She nods and smiles as we enter. Then she looks away. It’s not deference. It’s not shyness. It is again a flash of that unique something about the people here. It is just their way, I suppose. Eni invites us to reach into the pan and taste some of the crumbly stuff. All eyes turn to Mary. It is us being non-Amazonians. We are looking for permission. She nods. As she smiles, I notice she is missing some teeth. She’s not an old woman.

The flour tastes like it looks: brown and dry and crunchy like peanut shells under my teeth.
I start moving around the area. There’s an orderly disorder here: items tossed to one side in a manner that sort of makes sense: disparate glass items in a box, tools tossed carelessly into one corner.

I notice we are being followed by two little boys who hang shyly on the fringe of the crunchy flour tasting tourists. I smile and they smile back. I raise the camera and my eyebrows. They cover their mouths and giggle.

I ask Mary if it’s okay to take their picture. She smiles. She shrugs and then nods.

After the images are done, I ask her if I can give the boys a dollar. This time she pauses and I have the very strong sense I have said something wrong. Then she nods and I give the boys some money, even as I wonder if I have offended our host. It’s not like I am worried about getting a curare dart in the neck. I’m not. But I am constantly getting the impression that the people here often never give voice to what’s really going on inside them.

I hear laughter, children’s laughter, and I cross the compound. A volleyball net has been tied to two trees and there are eight children playing a spirited game. Others hang on the fringes watching and laughing. This time I don’t have the sense this is being put on for the visitors. This is just people living their lives and we can choose to join in or not.

Sheree has found a place to shop, incredible as this sounds. Mary has laid out some t-shirts (all made in China) and Sheree is looking at them carefully. I know her interest isn’t so much in the shirts as it is in the interaction and besides all that, you have to admit that buying t-shirts in the Amazon jungle is pretty cool. So is supporting the people who have opened their homes to our visit.

She selects three and pays with one of our three Brazillian bills.

We pile our ungainly selves back into the canoe and wave goodbye. The villagers look up from their volleyball game and wave back. Then life continues as it has for hundreds of years. We float away on our path – and they continue on theirs.
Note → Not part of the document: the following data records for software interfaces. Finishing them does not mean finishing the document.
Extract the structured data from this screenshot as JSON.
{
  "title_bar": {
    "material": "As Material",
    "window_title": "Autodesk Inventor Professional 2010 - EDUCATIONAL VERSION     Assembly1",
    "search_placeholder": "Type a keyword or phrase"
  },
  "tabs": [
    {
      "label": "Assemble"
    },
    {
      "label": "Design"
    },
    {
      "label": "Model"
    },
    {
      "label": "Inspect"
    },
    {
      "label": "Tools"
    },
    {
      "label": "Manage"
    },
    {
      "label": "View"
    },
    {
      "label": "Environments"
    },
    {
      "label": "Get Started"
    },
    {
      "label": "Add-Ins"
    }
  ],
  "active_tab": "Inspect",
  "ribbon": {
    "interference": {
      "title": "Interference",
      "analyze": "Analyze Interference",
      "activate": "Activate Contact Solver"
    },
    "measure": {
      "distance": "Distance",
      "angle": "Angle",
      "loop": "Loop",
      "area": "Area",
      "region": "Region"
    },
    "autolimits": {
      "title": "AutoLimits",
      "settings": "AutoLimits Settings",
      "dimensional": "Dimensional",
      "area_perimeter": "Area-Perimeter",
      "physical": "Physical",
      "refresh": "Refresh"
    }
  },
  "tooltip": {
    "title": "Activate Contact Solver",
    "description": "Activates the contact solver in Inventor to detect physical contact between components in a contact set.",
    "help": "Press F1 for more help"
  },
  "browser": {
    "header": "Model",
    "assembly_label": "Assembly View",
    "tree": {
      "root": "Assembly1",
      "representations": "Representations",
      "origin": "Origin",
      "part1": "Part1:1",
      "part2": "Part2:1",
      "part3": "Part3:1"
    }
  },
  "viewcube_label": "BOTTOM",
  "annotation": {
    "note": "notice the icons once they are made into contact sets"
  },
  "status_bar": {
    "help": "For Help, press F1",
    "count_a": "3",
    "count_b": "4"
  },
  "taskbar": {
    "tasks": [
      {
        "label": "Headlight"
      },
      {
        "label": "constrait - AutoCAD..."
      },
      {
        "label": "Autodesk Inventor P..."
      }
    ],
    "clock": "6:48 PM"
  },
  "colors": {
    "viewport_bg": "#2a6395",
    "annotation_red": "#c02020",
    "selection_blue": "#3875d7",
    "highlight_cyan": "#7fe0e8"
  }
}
I am thinking, as we putter back to the Amazon Hotel for a very welcome feast, that it is pretty cool that our lives intersected for this brief moment and then parted again.

Later on that night I will hold an Amazon alligator in my hands. But that’s another story.